“George is great, because he’s so pragmatic. They’re talking about going to Libya to do the show in an amphitheater, and they realize that if they have an audience in Libya full of the local Arabs, that they’re not going to understand a word that they’re singing. They’re just going to sit there, getting bored. They realized that they need an English-speaking audience in the amphitheater in Libya. They’re going to have to hire a ship and transport the entire audience for the show to Libya, and George was saying, ‘Well, how much is that going to cost? It’s going to be crazy.’ Then Paul says, ‘Well, we can get the QE2,’ which was a brand new ship at that point. John’s saying, ‘Well, they’ll give it to us for free because the publicity that the Queen, or whoever, will get. If they give us the QE 2 for free, imagine the publicity they’ll get.’ George says, he says, ‘I think you’re bloody mad. (People) won’t even give us a free amp.’

“George is this wonderful, pragmatic guy who takes all the romance out of the other guys who go supernova into these flights of fancy. He just says, ‘That’s never going to happen.’ I really relate to George. As a filmmaker, ultimately, you just have to get down to the basic, bare bones of it and get a reality check happening. George is the guy you want in the group. You want John and Paul in your group, because you want that genius to be going into these crazy directions, but you always want George in your group as well to say, ‘That’s a bloody stupid idea.’ I really appreciate George for that. He would be great on a film set because he’s a let’s-just-cut-all-the-crap-out guy.

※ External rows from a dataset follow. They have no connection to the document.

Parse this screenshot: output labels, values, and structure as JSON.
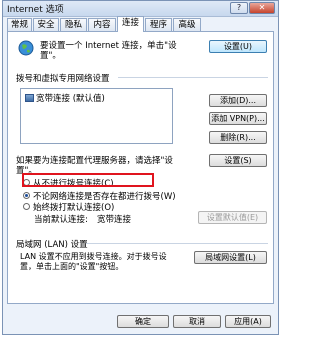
{
  "window": {
    "title": "Internet 选项",
    "help_label": "?",
    "close_label": "✕"
  },
  "tabs": [
    "常规",
    "安全",
    "隐私",
    "内容",
    "连接",
    "程序",
    "高级"
  ],
  "active_tab": "连接",
  "setup": {
    "text_line1": "要设置一个 Internet 连接，单击\"设",
    "text_line2": "置\"。",
    "button": "设置(U)"
  },
  "dialup": {
    "heading": "拨号和虚拟专用网络设置",
    "list_items": [
      "宽带连接 (默认值)"
    ],
    "add_button": "添加(D)...",
    "add_vpn_button": "添加 VPN(P)...",
    "remove_button": "删除(R)...",
    "proxy_text_line1": "如果要为连接配置代理服务器，请选择\"设",
    "proxy_text_line2": "置\"。",
    "settings_button": "设置(S)",
    "options": [
      {
        "label": "从不进行拨号连接(C)",
        "checked": false
      },
      {
        "label": "不论网络连接是否存在都进行拨号(W)",
        "checked": true
      },
      {
        "label": "始终拨打默认连接(O)",
        "checked": false
      }
    ],
    "current_default_label": "当前默认连接:",
    "current_default_value": "宽带连接",
    "set_default_button": "设置默认值(E)"
  },
  "lan": {
    "heading": "局域网 (LAN) 设置",
    "text_line1": "LAN 设置不应用到拨号连接。对于拨号设",
    "text_line2": "置，单击上面的\"设置\"按钮。",
    "button": "局域网设置(L)"
  },
  "footer": {
    "ok_button": "确定",
    "cancel_button": "取消",
    "apply_button": "应用(A)"
  },
  "colors": {
    "highlight": "#e0141e",
    "panel_border": "#93a9c8"
  }
}
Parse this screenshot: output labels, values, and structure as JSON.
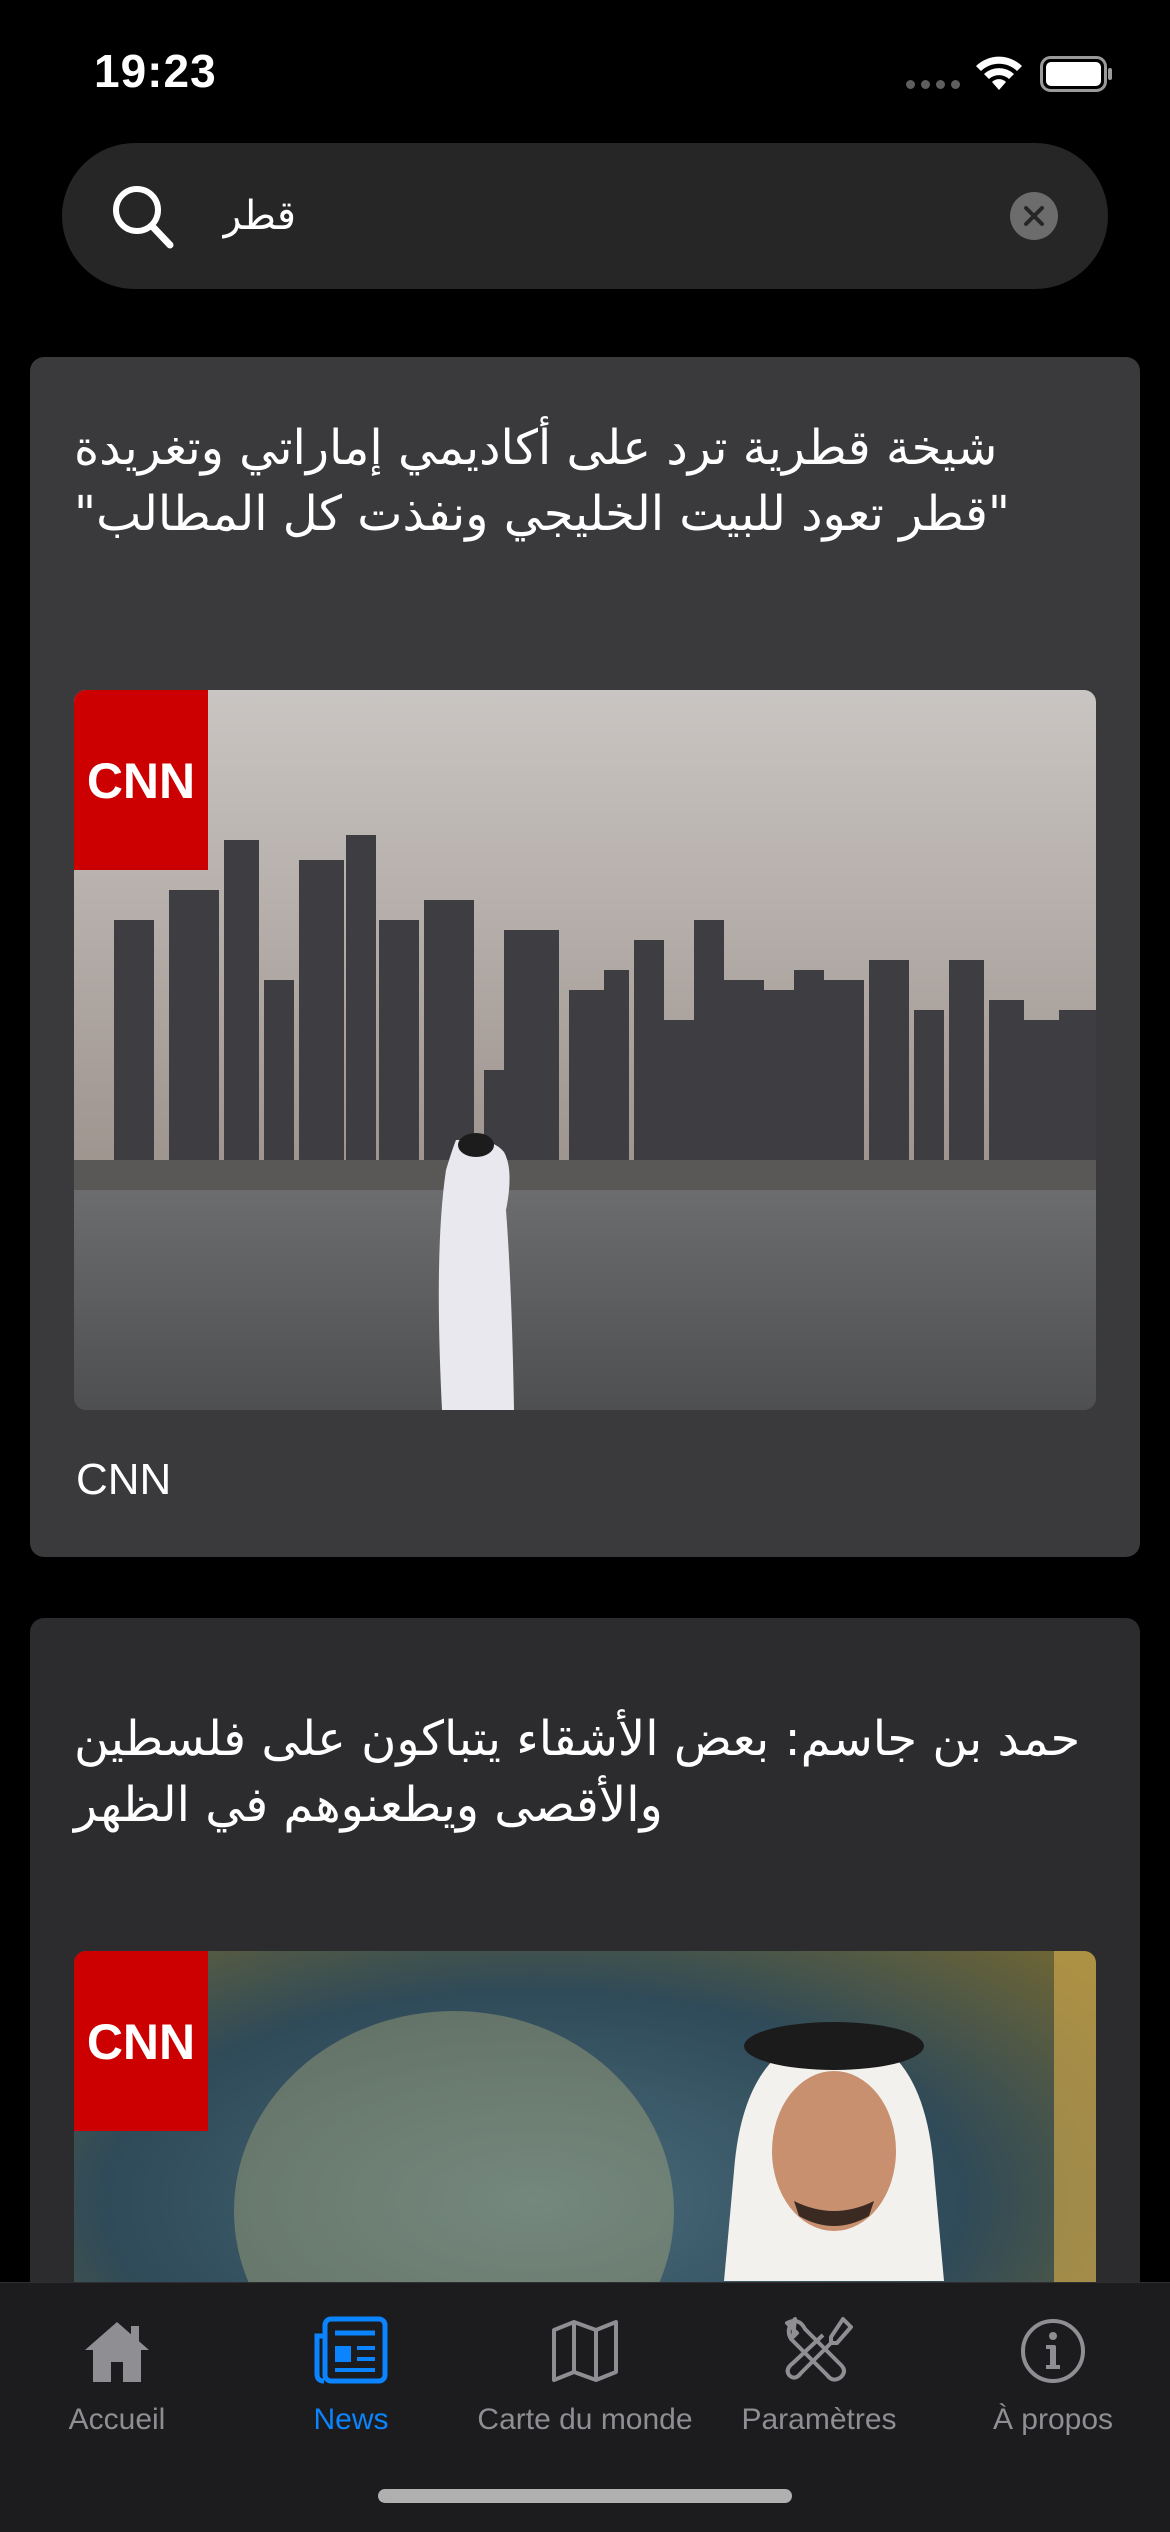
{
  "status_bar": {
    "time": "19:23"
  },
  "search": {
    "value": "قطر",
    "placeholder": ""
  },
  "articles": [
    {
      "title": "شيخة قطرية ترد على أكاديمي إماراتي وتغريدة \"قطر تعود للبيت الخليجي ونفذت كل المطالب\"",
      "source": "CNN",
      "logo_text": "CNN"
    },
    {
      "title": "حمد بن جاسم: بعض الأشقاء يتباكون على فلسطين والأقصى ويطعنوهم في الظهر",
      "logo_text": "CNN"
    }
  ],
  "tabs": [
    {
      "label": "Accueil",
      "icon": "house-icon",
      "active": false
    },
    {
      "label": "News",
      "icon": "newspaper-icon",
      "active": true
    },
    {
      "label": "Carte du monde",
      "icon": "map-icon",
      "active": false
    },
    {
      "label": "Paramètres",
      "icon": "tools-icon",
      "active": false
    },
    {
      "label": "À propos",
      "icon": "info-icon",
      "active": false
    }
  ],
  "colors": {
    "accent": "#0a84ff",
    "inactive": "#8e8e93",
    "cnn_red": "#cc0000",
    "background": "#000000",
    "card": "#3a3a3c"
  }
}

“As a foursome, they all make an incredible unit of four people. Ringo is the least emotionally involved in it all, but he’s the glue that holds it together. He’s got to be there (on his drum riser). He doesn’t know what George and John or Paul are going to play next. They don’t have any plan. They suddenly just launch into some song, and he’s got to be right there, so he doesn’t get to relax at all. They can goof off and do stuff, but as soon as they start (playing), he’s got to be there. I feel sorry for Ringo. He’s got to be focused and concentrate the entire time. He doesn’t look like he’s having a great deal of fun most of the time, but because he’s got to perform. He’s the heartbeat of the group, and he’s such a great drummer. The Beatles are the Beatles. They’re not John Lennon and the Beatles or Paul McCartney and the Beatles. They’re the Beatles of the four guys as a unit. That’s what I think people will take away from this. It’s not that ‘John was the genius’ thing, or the ‘Paul was a genius’ thing, or ‘George was underrated.’ All the stories that you read, sure, you can spin it like that, but what people will take away is the Beatles were, and always have been the unit of four guys all supporting each other, all liking each other, and having this affection for each other. They’ve got each other’s backs every step of the way.”